__What you should do__.
The response should consist of every record, reproduced exactly.

►

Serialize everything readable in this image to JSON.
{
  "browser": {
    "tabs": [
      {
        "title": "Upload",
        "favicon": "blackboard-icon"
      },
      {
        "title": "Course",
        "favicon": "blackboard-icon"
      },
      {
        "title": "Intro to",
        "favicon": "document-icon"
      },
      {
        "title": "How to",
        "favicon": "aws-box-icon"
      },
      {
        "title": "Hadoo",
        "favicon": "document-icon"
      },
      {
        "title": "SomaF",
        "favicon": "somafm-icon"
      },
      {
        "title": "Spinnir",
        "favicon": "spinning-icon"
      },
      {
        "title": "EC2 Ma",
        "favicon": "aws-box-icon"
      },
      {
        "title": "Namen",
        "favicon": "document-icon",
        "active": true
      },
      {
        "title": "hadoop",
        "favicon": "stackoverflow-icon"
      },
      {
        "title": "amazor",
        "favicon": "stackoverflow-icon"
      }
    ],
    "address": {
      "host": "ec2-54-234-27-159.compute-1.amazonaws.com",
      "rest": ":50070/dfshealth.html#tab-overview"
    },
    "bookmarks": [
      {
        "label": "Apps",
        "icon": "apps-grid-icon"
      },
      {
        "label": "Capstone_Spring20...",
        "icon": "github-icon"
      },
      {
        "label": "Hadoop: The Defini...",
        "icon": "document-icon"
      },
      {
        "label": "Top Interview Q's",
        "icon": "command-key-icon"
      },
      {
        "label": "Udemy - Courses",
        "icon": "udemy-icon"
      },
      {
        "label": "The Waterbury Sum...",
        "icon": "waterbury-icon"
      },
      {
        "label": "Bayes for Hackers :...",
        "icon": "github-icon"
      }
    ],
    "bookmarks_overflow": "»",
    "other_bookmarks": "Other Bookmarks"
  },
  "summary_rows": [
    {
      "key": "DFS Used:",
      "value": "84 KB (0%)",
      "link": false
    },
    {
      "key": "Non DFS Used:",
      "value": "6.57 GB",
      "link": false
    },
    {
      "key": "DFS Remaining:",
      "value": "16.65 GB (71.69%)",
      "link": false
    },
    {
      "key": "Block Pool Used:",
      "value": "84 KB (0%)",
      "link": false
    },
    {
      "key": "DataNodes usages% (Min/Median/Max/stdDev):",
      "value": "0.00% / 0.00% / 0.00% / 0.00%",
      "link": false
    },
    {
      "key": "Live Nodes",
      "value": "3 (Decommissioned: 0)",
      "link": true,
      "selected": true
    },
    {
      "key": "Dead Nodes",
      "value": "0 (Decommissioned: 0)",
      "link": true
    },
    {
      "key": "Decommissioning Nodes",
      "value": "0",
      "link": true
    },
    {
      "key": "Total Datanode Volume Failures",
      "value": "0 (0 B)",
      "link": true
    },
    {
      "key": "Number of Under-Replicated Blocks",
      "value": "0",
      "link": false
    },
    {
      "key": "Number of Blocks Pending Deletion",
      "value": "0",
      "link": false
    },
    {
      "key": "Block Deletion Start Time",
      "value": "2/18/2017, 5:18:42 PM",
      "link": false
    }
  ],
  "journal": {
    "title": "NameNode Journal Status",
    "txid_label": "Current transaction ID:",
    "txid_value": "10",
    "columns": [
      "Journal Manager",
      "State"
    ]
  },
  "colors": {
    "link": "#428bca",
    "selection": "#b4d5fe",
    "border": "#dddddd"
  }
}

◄

__Answer for the task__.
Serialize everything readable in this image to JSON.
{
  "browser": {
    "tabs": [
      {
        "title": "Upload",
        "favicon": "blackboard-icon"
      },
      {
        "title": "Course",
        "favicon": "blackboard-icon"
      },
      {
        "title": "Intro to",
        "favicon": "document-icon"
      },
      {
        "title": "How to",
        "favicon": "aws-box-icon"
      },
      {
        "title": "Hadoo",
        "favicon": "document-icon"
      },
      {
        "title": "SomaF",
        "favicon": "somafm-icon"
      },
      {
        "title": "Spinnir",
        "favicon": "spinning-icon"
      },
      {
        "title": "EC2 Ma",
        "favicon": "aws-box-icon"
      },
      {
        "title": "Namen",
        "favicon": "document-icon",
        "active": true
      },
      {
        "title": "hadoop",
        "favicon": "stackoverflow-icon"
      },
      {
        "title": "amazor",
        "favicon": "stackoverflow-icon"
      }
    ],
    "address": {
      "host": "ec2-54-234-27-159.compute-1.amazonaws.com",
      "rest": ":50070/dfshealth.html#tab-overview"
    },
    "bookmarks": [
      {
        "label": "Apps",
        "icon": "apps-grid-icon"
      },
      {
        "label": "Capstone_Spring20...",
        "icon": "github-icon"
      },
      {
        "label": "Hadoop: The Defini...",
        "icon": "document-icon"
      },
      {
        "label": "Top Interview Q's",
        "icon": "command-key-icon"
      },
      {
        "label": "Udemy - Courses",
        "icon": "udemy-icon"
      },
      {
        "label": "The Waterbury Sum...",
        "icon": "waterbury-icon"
      },
      {
        "label": "Bayes for Hackers :...",
        "icon": "github-icon"
      }
    ],
    "bookmarks_overflow": "»",
    "other_bookmarks": "Other Bookmarks"
  },
  "summary_rows": [
    {
      "key": "DFS Used:",
      "value": "84 KB (0%)",
      "link": false
    },
    {
      "key": "Non DFS Used:",
      "value": "6.57 GB",
      "link": false
    },
    {
      "key": "DFS Remaining:",
      "value": "16.65 GB (71.69%)",
      "link": false
    },
    {
      "key": "Block Pool Used:",
      "value": "84 KB (0%)",
      "link": false
    },
    {
      "key": "DataNodes usages% (Min/Median/Max/stdDev):",
      "value": "0.00% / 0.00% / 0.00% / 0.00%",
      "link": false
    },
    {
      "key": "Live Nodes",
      "value": "3 (Decommissioned: 0)",
      "link": true,
      "selected": true
    },
    {
      "key": "Dead Nodes",
      "value": "0 (Decommissioned: 0)",
      "link": true
    },
    {
      "key": "Decommissioning Nodes",
      "value": "0",
      "link": true
    },
    {
      "key": "Total Datanode Volume Failures",
      "value": "0 (0 B)",
      "link": true
    },
    {
      "key": "Number of Under-Replicated Blocks",
      "value": "0",
      "link": false
    },
    {
      "key": "Number of Blocks Pending Deletion",
      "value": "0",
      "link": false
    },
    {
      "key": "Block Deletion Start Time",
      "value": "2/18/2017, 5:18:42 PM",
      "link": false
    }
  ],
  "journal": {
    "title": "NameNode Journal Status",
    "txid_label": "Current transaction ID:",
    "txid_value": "10",
    "columns": [
      "Journal Manager",
      "State"
    ]
  },
  "colors": {
    "link": "#428bca",
    "selection": "#b4d5fe",
    "border": "#dddddd"
  }
}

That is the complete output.